After upholding on Saturday the appointment of Scott Rennie, an openly gay minister, to Queen’s Cross in Aberdine, the Church of Scotland dodged the expected Overture to ban future openly gay ministers by appointing a Commission to examine the issue for two years, then banning discussion of the issue until the Commission’s report is given in 2011.
There’s a lot of information in that run on sentence, so I’ll let The Herald (Glasgow) unpack it for me.
The Church of Scotland has banned the ordination of gay clergy for the next two years along with any public discussion of the issue only two days after approving the controversial appointment of a homosexual minister.
Following a ruling by the General Assembly in Edinburgh yesterday, Kirk members are now effectively banned from talking about the issue outwith the church, including the media.
The only people who can discuss human sexuality are those connected with social committees such as the HIV/Aids groups.
Meanwhile a special commission will be set up to examine the issues thrown up in recent weeks and the wider issue of same-sex relationships. It will report in 2011.
The two-year moratorium was part of a “deliverance”, or motion, moved by Rev Dr John McPake from Mossneuk church in East Kilbride, which will see the special commission established.
The move had echoes of the Kirk’s stance when the world’s eyes were upon it in 2007, when same-sex relationships were on the agenda. Dr McPake said: “I am not appealing for silence, I am appealing for disciplined debate.”
The move will not affect the appointment of Mr Rennie whose appointment at Aberdeen’s Queen’s Cross church was approved on Saturday night.
The decision – swung in a 326- 267 vote – raised fear among traditionalists of a possible split in the Kirk.
Rev Ian Watson, an opponent of Mr Rennie’s appointment, called for a decision to be reached sooner.
He said: “We’re really tired of this debate. I really don’t know how much longer the church can sustain this debate.”

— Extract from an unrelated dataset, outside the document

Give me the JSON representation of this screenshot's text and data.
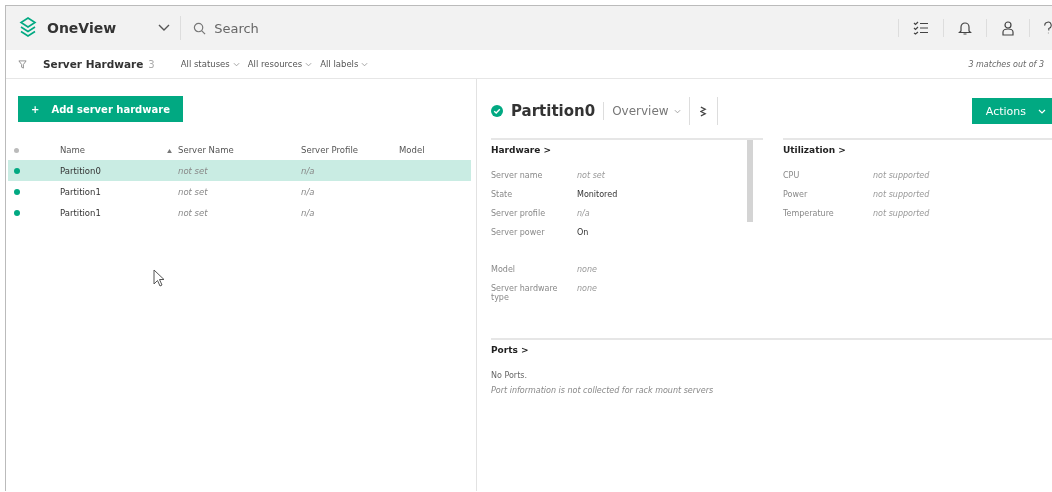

I’m not so sure about this one. I’m generally of the mind that it’s best to get things out in the open, even if the result isn’t what I would hope for. (One of the reasons I’d be a horrible politician.) On the other hand, there are all sorts of cultural, procedural, and historical nuances in the Kirk that make this more complex for an outsider like me.
Here’s something: Over 400 commissioners present and eligible to vote on the appointment of Rev. Rennie on Saturday night chose not to vote at all. Maybe these 400 commissioners are sympathetic but not yet ready to publicly declare their conviction. Could it be that the leaders of the Kirk are giving them an extra two years to gather themselves to join the fight?
If so, Rev. Rennie and his allies in the Kirk have their work cut out for them.